With Vancouver weather improving, avid golfers can barely contain their excitement.  Unfortunately, with the increase in golf popularity, there is also an increase risk of golf related injuries.  The most common area to be injured, especially in amateur golfers, is the elbow.  Ah yes, the infamous golfer’s elbow.  Golfer’s elbow is a common expression referring to inner, medial elbow pain.  Golfer’s elbow is often the result of jarring impact of the golf club as it hit the ground when the golfer misses the ball.

Although people often associate golfer’s elbow with golfing, it is not the most common golf related injury.  Surprise?  Outer, lateral elbow pain, lateral epicondylosis, is five times more common than golfer’s elbow.  Why is that?  In golfers, lateral epicondylosis is from repetitive forearm extension, excessive gripping of the club during the swing and poor swing technique.

Whether you ended up with lateral epicondylosis from golfing, tennis or from work, the most common cause of lateral epicondylosis is repetitive eccentric contraction and micro-traumatic tearing of the extensor carpi radialis brevis muscle and the common wrist extensor tendon.  So when you experience elbow pain with computer typing, hitting golf balls or having trouble picking up heavy objects with your hand, be mindful of lateral epicondylosis.  The pain is often localized to the lateral aspect of the elbow but it can radiate down the forearm with carrying items in the hand or certain elbow, forearm or wrist movement.  Lateral epicondylosis pain is often more in the morning or after the elbow has been held in a flexed position for extended time.

If you have elbow pain, icing and taking Tylenol, Advil, ibuprofen, etc., may provide some initial relief.  However, don’t delay the assessment as chronic lateral epicondylosis can cause calcific tendonitis in the common extensor tendon and posterior interosseous nerve entrapment in the forearm.

If an elbow brace has been suggested, than consider wearing a counter-force wrist extensor brace.  Place the brace slightly below elbow lateral epicondyle and not over it to reduce the stress and strain loads to the extensor carpi radialis brevis muscle and the common wrist extensor tendon.

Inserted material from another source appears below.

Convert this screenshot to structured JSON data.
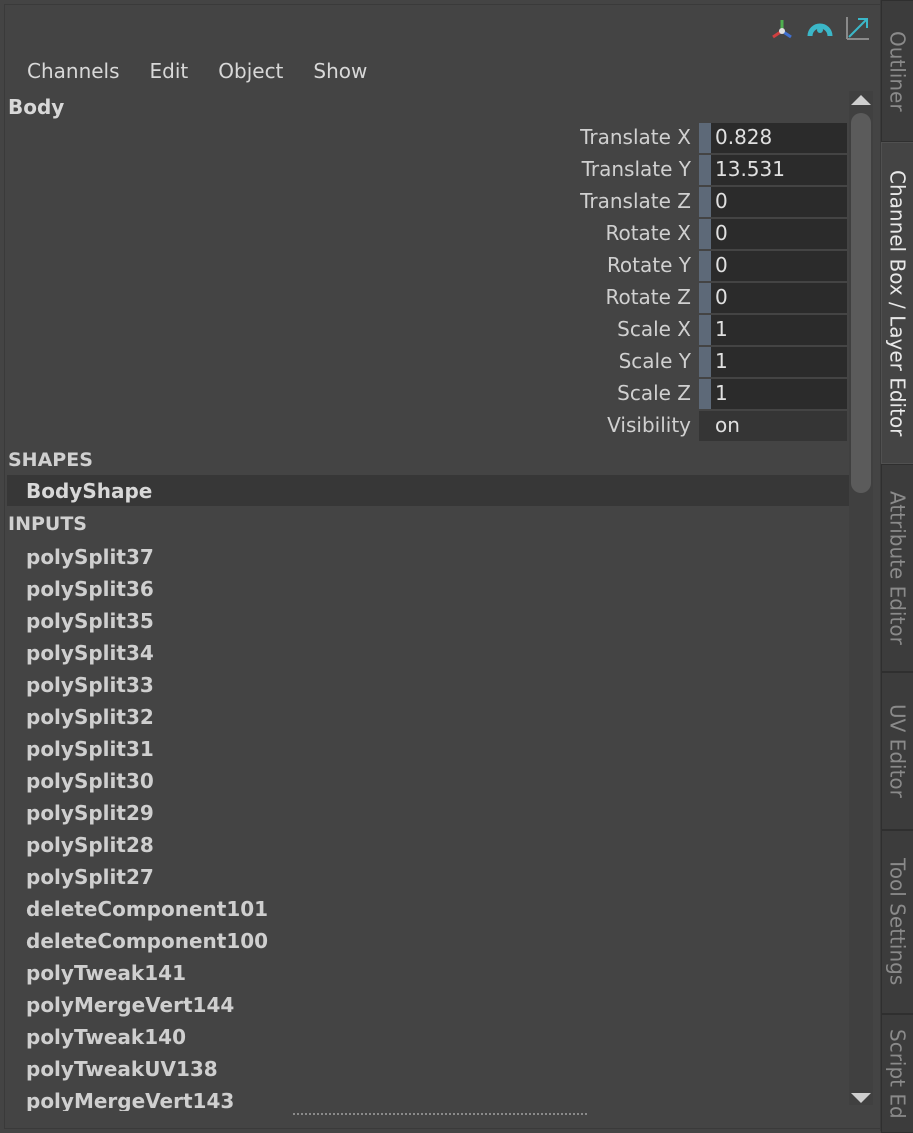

Proper treatment of lateral epicondylosis associated with golfing should include breaking down the adhesion and scar tissues within the extensor carpi radialis brevis muscle and the common wrist extensor tendon, incorporating appropriate rehab exercises and stretching and improving golf swing technique.

I hope this month blog provide you with some insight for elbow pain.  Thank you for reading.  Cheers!  🙂